By Jonathan Zhou
Jonathan Zhou
Jonathan Zhou
Jonathan Zhou is a tech reporter who has written about drones, artificial intelligence, and space exploration.
May 4, 2016 Updated: May 4, 2016

A federal judge ruled today that Hillary Clinton might have to give a deposition in a lawsuit involving her use of a private email server as Secretary of State. 

In a lawsuit between Judicial Watch and the State Department, the judge ruled that it “may be necessary” for the plaintiff to obtain an out-of-court testimony from Clinton as part of the discovery process, ABC News reports. 

The case involves determining whether the State Department had provided all the relevant employment information for Huma Abedin, Clinton’s staffer, per the Freedom of Information Act (FOIA) request. 
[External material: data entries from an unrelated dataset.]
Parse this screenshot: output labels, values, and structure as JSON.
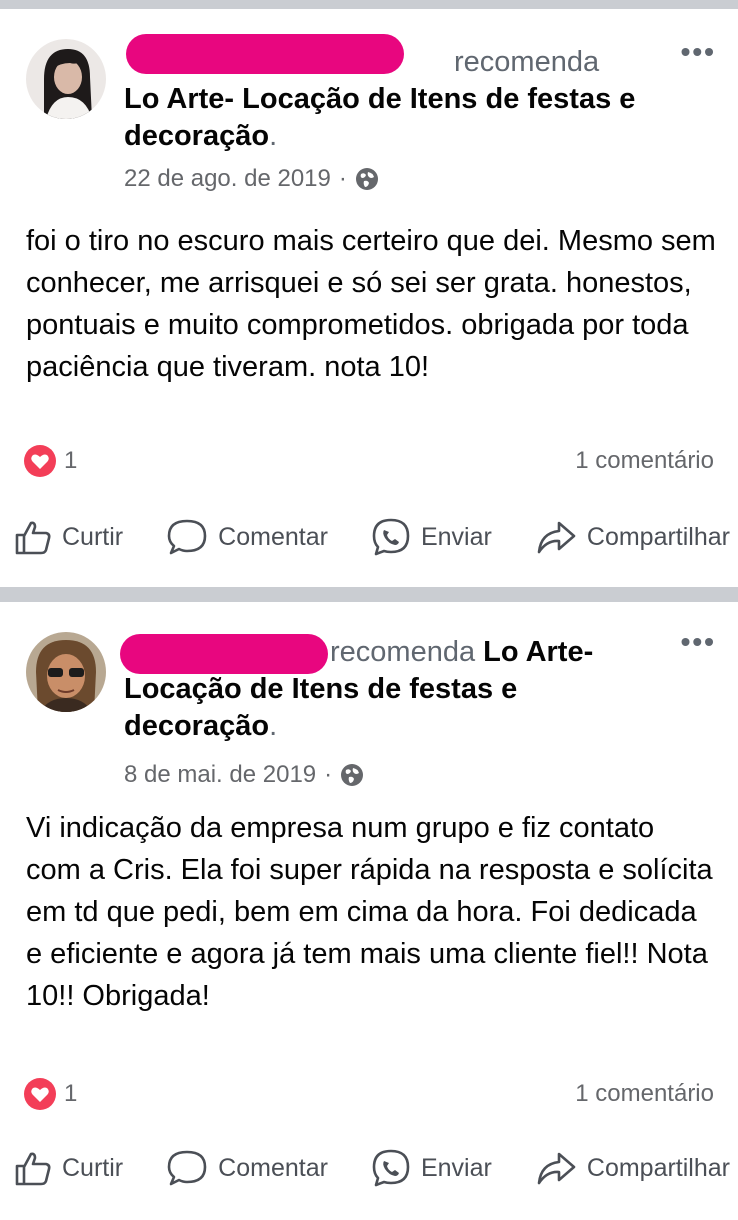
{
  "posts": [
    {
      "verb": "recomenda",
      "page_name": "Lo Arte- Locação de Itens de festas e decoração",
      "date": "22 de ago. de 2019",
      "separator": "·",
      "body": "foi o tiro no escuro mais certeiro que dei. Mesmo sem conhecer, me arrisquei e só sei ser grata. honestos, pontuais e muito comprometidos. obrigada por toda paciência que tiveram. nota 10!",
      "reaction_count": "1",
      "comments": "1 comentário"
    },
    {
      "verb": "recomenda",
      "page_name": "Lo Arte- Locação de Itens de festas e decoração",
      "date": "8 de mai. de 2019",
      "separator": "·",
      "body": "Vi indicação da empresa num grupo e fiz contato com a Cris. Ela foi super rápida na resposta e solícita em td que pedi, bem em cima da hora. Foi dedicada e eficiente e agora já tem mais uma cliente fiel!! Nota 10!! Obrigada!",
      "reaction_count": "1",
      "comments": "1 comentário"
    }
  ],
  "actions": {
    "like": "Curtir",
    "comment": "Comentar",
    "send": "Enviar",
    "share": "Compartilhar"
  },
  "more_label": "•••",
  "period": ".",
  "colors": {
    "redaction": "#e8067f",
    "reaction_heart": "#f33e58",
    "separator_bar": "#cacdd2"
  },
  "icons": [
    "more-options-icon",
    "globe-icon",
    "heart-reaction-icon",
    "like-icon",
    "comment-icon",
    "messenger-icon",
    "share-icon"
  ]
}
Judicial Watch is investigating whether Abedin’s employment with the State Department and outside groups connected to Clinton broke any rules. The question of whether Clinton’s use of a private email server, the content of which she has deleted, had hidden any information within the scope of the FOIA request. 

“Based on information learned during discovery, the deposition of Mrs. Clinton may be necessary,” Judge Sullivan wrote. “If Plaintiff believes Mrs. Clinton’s testimony is required, it will request permission from the Court at the appropriate time.”

A lawyer from Judicial Watch may be able to cross-examine Clinton, which could be recorded. 

Seven of Clinton’s staff members could also be questioned. 

Jonathan Zhou
Jonathan Zhou
Jonathan Zhou is a tech reporter who has written about drones, artificial intelligence, and space exploration.